CHRISTINE : ART ARTISTS AND THEIR TORTURED DREAMS

.

image

.

EDVARD MUNCH

THE SCREAM

.

YELLOW ROSE FOR TEXAS FACEBOOK

LINK

.

CHRISTINE

As Richard and others have pointed out, it is the artists and musicians that express their dreams and reveal secrets that help us WAKE UP!

The Castration of Uranus by Cronus (Saturn) – painting and vase drawing by Vasari, here is the story behind the artwork:

Gaea and Uranus were the parents of the Titans, but there were other offspring of this couple as well: the Cyclopes and the Hecatoncheires, who were despised by their father. He would not allow them to be born from Gaea’s womb, which caused her great distress.

She turned to the Titans and asked if any of them would oppose Uranus; the youngest and wiliest Titan, Cronus, volunteered. Gaea armed him with a sickle, which he used to castrate his father, robbing him of his power to rule. The Cyclopes and the Hecatoncheires could now be born, and Cronus now reigned as the supreme god.

Here are two versions of this scene; the first is a mural by Vasari at the Palazzo Vecchio (Ducal palace) in Florence. Vasari is more remembered today for his detailed biographies of Renaissance artists than for his own paintings. Note here the dome of the sky in the background (since Uranus is the god of the heavens).

*** Note the eyepiece sticking through the polar circle opening too! ***

The other image is a drawing copied from a red-figure vase-painting which has several interesting details: Cronus is seen with a pair of wings (not normal for him), sickle in one hand, (dripping blood which creates the Furies, in the lower right).

Cronus has apparently already done his bloody deed, but is finishing Uranus off in this superhero-like pose, complete with a starred ‘punch’-effect. Also visible are the Cyclopes (the ones with one eye) and the Hecatoncheires (the ones with multiple heads and limbs) on the left and Gaea herself watching on the right.

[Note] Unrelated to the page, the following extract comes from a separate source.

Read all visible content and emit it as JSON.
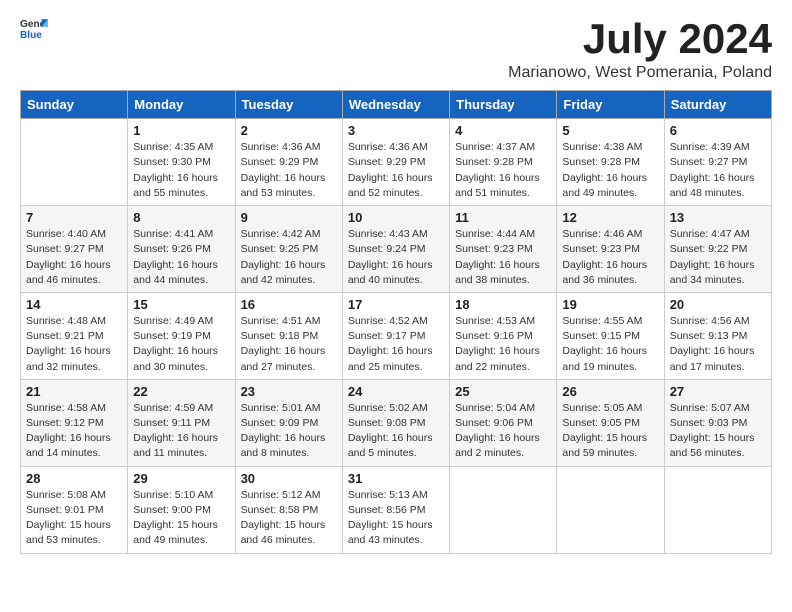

*** I know the story / mythology is BS, but it just goes to show you how Set and Tiamatt and their offspring inject themselves into human life in their prison. I also think that artists (especially Renaissance ones) are made to suffer with frustration, and feed the beast, until they can put their visions on canvas or clay or wood or stone or screen….

.

image image

.

Christine Davis

(Excerpt from Greek Mythology website):

The next part of the story is perhaps the most gruesome; having been warned by his father Uranus that one day one of his children would defeat him, Cronus (Saturn) decided to try to prevent this by forcing his wife (and sister) Rhea to hand over any children she produced, whom he then swallowed. We see this gory scene first in a painting by Rubens and an even more violent painting by Goya. (see photos)
Eventually Rhea came up with a plan: when her sixth child was born, she hid the infant and handed Cronus a rock wrapped in blankets, which he immediately gulped down, unaware of the substitution. We see this scene in two very similar examples; first, a red-figure vase painting, and then on a metope from Selinus, a Roman-era work done in the Classical style. (see photo)
This sixth child was Zeus (Jupiter); saved by his mother, hidden on the island of Crete, little Zeus was said to have been nursed by a she-goat named Amalthea. Here we see them (along with a young satyr) in a sculpture by Bernini. It is thought by some that the date of this work is 1609 – when Bernini was only 11 years old! (see photo)
After he had grown up, Zeus did indeed defeat and replace his father Cronus, just as Uranus had predicted.
**************************************************************************************
Christine’s opinion – How scary it must have been to wake up one day and just have to paint the dreams or visions you are tortured with at night!

We share our dreams on FB and they are horrible enough, but artists have to take it a step further in order to shake off the haunting images…

And by now, we know to substitute the names Set for Saturn and Tiamatt for Rhea..

.

image image image image

.

.

Advertisements